Component data from apps and pages
- - -
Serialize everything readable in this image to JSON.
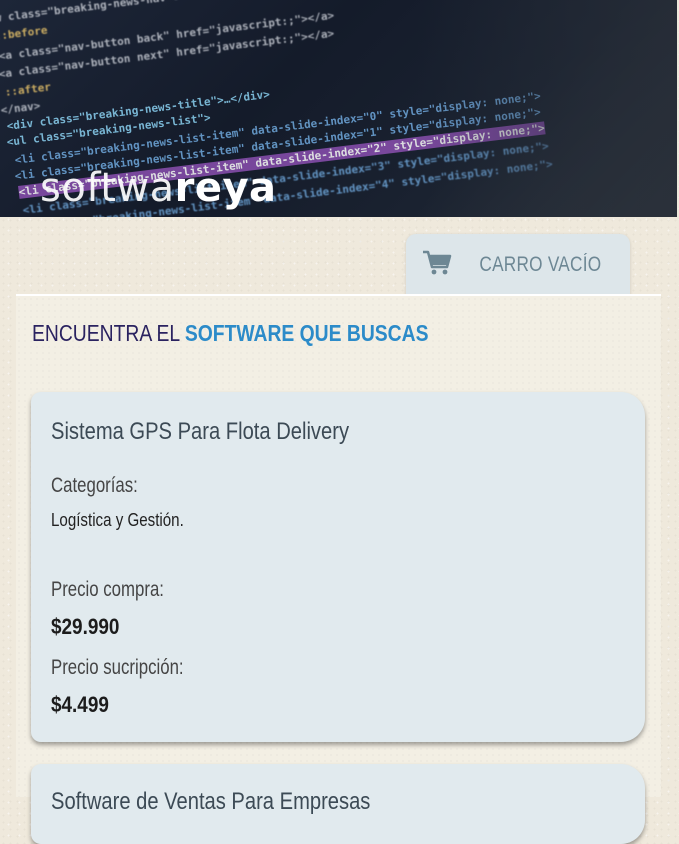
{
  "header": {
    "logo_light": "softwa",
    "logo_bold": "reya",
    "code_lines": [
      "w class=\"breaking-news-nav cf\">",
      "::before",
      "<a class=\"nav-button back\" href=\"javascript:;\"></a>",
      "<a class=\"nav-button next\" href=\"javascript:;\"></a>",
      "::after",
      "</nav>",
      "<div class=\"breaking-news-title\">…</div>",
      "<ul class=\"breaking-news-list\">",
      "<li class=\"breaking-news-list-item\" data-slide-index=\"0\" style=\"display: none;\">",
      "<li class=\"breaking-news-list-item\" data-slide-index=\"1\" style=\"display: none;\">",
      "<li class=\"breaking-news-list-item\" data-slide-index=\"2\" style=\"display: none;\">",
      "<li class=\"breaking-news-list-item\" data-slide-index=\"3\" style=\"display: none;\">",
      "<li class=\"breaking-news-list-item\" data-slide-index=\"4\" style=\"display: none;\">"
    ]
  },
  "cart": {
    "icon": "cart-icon",
    "label": "CARRO VACÍO"
  },
  "section": {
    "title_part1": "ENCUENTRA EL ",
    "title_part2": "SOFTWARE QUE BUSCAS"
  },
  "products": [
    {
      "name": "Sistema GPS Para Flota Delivery",
      "categories_label": "Categorías:",
      "categories": "Logística y Gestión.",
      "purchase_label": "Precio compra:",
      "purchase_price": "$29.990",
      "subscription_label": "Precio sucripción:",
      "subscription_price": "$4.499"
    },
    {
      "name": "Software de Ventas Para Empresas"
    }
  ],
  "colors": {
    "background": "#efe9dc",
    "accent_blue": "#2c8bc9",
    "title_dark": "#2a2260",
    "card_bg": "#e1eaee",
    "cart_bg": "#dde6ea",
    "cart_text": "#6d8794"
  }
}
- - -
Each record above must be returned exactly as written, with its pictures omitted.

TASK OUTPUT:
Serialize everything readable in this image to JSON.
{
  "header": {
    "logo_light": "softwa",
    "logo_bold": "reya",
    "code_lines": [
      "w class=\"breaking-news-nav cf\">",
      "::before",
      "<a class=\"nav-button back\" href=\"javascript:;\"></a>",
      "<a class=\"nav-button next\" href=\"javascript:;\"></a>",
      "::after",
      "</nav>",
      "<div class=\"breaking-news-title\">…</div>",
      "<ul class=\"breaking-news-list\">",
      "<li class=\"breaking-news-list-item\" data-slide-index=\"0\" style=\"display: none;\">",
      "<li class=\"breaking-news-list-item\" data-slide-index=\"1\" style=\"display: none;\">",
      "<li class=\"breaking-news-list-item\" data-slide-index=\"2\" style=\"display: none;\">",
      "<li class=\"breaking-news-list-item\" data-slide-index=\"3\" style=\"display: none;\">",
      "<li class=\"breaking-news-list-item\" data-slide-index=\"4\" style=\"display: none;\">"
    ]
  },
  "cart": {
    "icon": "cart-icon",
    "label": "CARRO VACÍO"
  },
  "section": {
    "title_part1": "ENCUENTRA EL ",
    "title_part2": "SOFTWARE QUE BUSCAS"
  },
  "products": [
    {
      "name": "Sistema GPS Para Flota Delivery",
      "categories_label": "Categorías:",
      "categories": "Logística y Gestión.",
      "purchase_label": "Precio compra:",
      "purchase_price": "$29.990",
      "subscription_label": "Precio sucripción:",
      "subscription_price": "$4.499"
    },
    {
      "name": "Software de Ventas Para Empresas"
    }
  ],
  "colors": {
    "background": "#efe9dc",
    "accent_blue": "#2c8bc9",
    "title_dark": "#2a2260",
    "card_bg": "#e1eaee",
    "cart_bg": "#dde6ea",
    "cart_text": "#6d8794"
  }
}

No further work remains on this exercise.